#### [The task]
Should the word "Sample" occur in a line of the records, copy that line.
BEGIN Extracted information
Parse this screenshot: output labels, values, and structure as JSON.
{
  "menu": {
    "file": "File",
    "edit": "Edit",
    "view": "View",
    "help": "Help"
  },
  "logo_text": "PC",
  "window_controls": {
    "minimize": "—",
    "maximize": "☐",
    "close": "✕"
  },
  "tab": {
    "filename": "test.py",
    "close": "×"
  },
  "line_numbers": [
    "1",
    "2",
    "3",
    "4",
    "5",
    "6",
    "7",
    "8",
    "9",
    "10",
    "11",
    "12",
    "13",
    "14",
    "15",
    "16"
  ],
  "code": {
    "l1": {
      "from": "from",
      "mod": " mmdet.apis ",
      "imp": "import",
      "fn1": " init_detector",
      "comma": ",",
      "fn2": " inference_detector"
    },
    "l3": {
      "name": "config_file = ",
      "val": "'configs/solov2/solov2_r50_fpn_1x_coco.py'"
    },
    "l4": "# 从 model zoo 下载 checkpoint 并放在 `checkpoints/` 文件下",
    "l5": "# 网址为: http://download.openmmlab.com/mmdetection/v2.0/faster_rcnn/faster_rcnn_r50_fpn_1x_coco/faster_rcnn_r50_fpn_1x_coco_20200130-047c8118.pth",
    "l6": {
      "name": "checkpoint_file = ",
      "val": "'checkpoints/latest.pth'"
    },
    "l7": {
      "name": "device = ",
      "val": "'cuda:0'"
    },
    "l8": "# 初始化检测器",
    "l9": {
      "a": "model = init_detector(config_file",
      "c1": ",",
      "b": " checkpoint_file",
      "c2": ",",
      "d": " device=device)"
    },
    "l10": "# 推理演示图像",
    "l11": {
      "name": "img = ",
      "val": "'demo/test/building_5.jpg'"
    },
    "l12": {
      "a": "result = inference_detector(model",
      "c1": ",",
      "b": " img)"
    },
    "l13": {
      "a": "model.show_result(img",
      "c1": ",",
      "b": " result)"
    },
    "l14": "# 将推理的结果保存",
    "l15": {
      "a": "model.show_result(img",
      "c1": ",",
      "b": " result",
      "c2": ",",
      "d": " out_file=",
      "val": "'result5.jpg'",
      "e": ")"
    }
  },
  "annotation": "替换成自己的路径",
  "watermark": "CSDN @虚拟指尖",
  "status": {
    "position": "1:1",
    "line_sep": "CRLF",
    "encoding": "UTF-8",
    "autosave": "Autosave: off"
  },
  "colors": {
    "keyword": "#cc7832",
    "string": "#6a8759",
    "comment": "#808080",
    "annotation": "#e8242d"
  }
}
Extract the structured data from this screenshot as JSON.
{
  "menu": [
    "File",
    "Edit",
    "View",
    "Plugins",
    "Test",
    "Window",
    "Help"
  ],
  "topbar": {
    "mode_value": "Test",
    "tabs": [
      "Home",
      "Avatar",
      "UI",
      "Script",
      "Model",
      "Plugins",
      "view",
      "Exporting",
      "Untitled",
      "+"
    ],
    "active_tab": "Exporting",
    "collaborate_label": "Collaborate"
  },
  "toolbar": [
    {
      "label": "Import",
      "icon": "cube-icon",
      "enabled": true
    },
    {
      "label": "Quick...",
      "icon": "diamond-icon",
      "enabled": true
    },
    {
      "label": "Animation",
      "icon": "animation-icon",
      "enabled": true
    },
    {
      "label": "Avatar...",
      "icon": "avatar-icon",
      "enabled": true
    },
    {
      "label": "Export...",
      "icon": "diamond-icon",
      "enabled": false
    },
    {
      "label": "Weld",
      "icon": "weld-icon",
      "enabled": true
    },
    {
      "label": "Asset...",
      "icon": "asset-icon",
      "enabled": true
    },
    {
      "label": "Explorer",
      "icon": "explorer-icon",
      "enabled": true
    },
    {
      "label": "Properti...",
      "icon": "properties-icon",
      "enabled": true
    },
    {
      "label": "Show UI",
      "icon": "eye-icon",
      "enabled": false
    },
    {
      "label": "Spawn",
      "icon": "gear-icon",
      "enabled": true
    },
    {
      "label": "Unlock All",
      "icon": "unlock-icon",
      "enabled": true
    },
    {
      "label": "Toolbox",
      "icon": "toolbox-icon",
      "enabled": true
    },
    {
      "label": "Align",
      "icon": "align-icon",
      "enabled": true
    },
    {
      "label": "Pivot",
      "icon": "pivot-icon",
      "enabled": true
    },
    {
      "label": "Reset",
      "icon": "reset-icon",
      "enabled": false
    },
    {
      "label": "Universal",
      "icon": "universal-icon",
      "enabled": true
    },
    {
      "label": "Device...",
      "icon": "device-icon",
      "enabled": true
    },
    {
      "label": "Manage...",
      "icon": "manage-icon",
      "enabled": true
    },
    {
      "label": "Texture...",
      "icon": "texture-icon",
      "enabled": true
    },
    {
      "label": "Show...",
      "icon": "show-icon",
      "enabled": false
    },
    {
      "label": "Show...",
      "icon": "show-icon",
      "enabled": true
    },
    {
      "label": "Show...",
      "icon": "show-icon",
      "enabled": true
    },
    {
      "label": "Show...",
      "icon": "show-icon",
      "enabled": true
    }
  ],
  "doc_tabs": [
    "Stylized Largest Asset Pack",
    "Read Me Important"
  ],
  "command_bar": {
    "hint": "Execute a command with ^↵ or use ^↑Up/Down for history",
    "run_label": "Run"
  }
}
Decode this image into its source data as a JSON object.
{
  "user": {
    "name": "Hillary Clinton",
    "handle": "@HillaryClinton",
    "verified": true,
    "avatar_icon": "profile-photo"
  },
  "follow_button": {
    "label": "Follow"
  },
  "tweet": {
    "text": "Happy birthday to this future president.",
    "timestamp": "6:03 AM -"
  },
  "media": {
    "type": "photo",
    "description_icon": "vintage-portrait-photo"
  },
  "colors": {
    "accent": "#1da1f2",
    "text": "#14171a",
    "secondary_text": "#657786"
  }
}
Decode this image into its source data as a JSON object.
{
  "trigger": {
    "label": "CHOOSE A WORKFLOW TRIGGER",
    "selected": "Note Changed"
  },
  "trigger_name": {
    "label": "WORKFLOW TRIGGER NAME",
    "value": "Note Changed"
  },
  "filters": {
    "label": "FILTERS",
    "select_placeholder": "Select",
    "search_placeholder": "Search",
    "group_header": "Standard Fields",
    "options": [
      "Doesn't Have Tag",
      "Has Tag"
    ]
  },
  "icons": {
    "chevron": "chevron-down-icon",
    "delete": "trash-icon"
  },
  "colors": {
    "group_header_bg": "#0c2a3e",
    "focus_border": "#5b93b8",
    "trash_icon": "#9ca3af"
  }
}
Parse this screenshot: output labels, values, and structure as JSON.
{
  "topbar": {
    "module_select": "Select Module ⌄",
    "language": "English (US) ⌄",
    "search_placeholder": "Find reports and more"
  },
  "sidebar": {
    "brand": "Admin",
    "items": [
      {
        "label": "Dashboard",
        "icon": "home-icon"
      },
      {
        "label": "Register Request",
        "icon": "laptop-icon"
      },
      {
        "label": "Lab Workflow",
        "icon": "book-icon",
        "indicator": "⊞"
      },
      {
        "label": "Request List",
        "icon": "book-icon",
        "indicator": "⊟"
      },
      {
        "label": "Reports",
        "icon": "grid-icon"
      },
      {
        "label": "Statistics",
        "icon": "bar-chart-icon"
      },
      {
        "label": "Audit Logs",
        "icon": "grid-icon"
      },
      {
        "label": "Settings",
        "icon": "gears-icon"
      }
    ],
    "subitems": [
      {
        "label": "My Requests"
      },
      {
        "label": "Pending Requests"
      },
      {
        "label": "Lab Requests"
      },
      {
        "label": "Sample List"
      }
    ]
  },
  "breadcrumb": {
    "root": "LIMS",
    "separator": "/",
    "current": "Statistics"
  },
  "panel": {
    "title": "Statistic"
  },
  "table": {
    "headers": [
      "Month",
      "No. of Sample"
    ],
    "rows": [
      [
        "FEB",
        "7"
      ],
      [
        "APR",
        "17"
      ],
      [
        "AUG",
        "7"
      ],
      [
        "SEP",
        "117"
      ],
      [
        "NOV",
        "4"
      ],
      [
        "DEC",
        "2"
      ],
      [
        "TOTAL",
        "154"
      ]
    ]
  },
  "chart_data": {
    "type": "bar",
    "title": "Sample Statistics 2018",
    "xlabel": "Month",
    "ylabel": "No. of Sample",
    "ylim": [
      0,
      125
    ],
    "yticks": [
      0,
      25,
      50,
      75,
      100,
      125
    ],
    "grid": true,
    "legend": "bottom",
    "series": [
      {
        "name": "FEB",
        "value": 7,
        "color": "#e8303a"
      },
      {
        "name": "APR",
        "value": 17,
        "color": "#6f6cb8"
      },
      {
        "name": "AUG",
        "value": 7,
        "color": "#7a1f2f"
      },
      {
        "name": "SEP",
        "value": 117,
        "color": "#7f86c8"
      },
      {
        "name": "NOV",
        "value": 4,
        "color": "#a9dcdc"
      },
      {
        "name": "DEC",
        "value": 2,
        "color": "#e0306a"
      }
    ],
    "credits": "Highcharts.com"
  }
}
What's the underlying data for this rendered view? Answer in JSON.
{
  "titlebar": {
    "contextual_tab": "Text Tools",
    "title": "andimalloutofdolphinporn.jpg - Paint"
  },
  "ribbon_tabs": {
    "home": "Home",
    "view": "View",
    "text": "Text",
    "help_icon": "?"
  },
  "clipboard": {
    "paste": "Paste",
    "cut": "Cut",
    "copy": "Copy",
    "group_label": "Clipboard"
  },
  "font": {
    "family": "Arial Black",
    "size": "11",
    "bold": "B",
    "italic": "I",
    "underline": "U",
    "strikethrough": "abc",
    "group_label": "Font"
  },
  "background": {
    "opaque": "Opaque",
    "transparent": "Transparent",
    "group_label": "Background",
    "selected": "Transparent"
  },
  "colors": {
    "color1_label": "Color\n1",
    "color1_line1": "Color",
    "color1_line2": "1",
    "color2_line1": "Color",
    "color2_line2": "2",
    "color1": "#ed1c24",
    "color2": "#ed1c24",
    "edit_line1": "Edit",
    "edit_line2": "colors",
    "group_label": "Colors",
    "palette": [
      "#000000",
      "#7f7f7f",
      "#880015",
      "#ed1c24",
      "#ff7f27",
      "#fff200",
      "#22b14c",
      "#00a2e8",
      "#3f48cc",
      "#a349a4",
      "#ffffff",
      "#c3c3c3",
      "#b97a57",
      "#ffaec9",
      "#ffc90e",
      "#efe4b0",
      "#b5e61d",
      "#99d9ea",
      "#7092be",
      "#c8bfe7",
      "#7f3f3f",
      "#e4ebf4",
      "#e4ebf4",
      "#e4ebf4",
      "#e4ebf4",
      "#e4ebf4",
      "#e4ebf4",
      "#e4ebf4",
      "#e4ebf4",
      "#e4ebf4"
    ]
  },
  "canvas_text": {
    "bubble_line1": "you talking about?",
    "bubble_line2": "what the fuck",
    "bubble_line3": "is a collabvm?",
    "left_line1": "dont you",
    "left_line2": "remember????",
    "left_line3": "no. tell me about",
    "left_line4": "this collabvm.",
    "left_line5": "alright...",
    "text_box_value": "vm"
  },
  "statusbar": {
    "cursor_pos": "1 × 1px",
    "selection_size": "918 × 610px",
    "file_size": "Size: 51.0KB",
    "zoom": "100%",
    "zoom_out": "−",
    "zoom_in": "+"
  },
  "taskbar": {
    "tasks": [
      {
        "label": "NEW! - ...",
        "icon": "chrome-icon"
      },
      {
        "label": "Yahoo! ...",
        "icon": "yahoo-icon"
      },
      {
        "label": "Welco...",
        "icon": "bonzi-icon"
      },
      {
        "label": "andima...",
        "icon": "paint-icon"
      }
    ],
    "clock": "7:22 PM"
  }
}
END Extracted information
#### [Answer to this problem]
        "label": "Sample List"
      "No. of Sample"
    "title": "Sample Statistics 2018",
    "ylabel": "No. of Sample",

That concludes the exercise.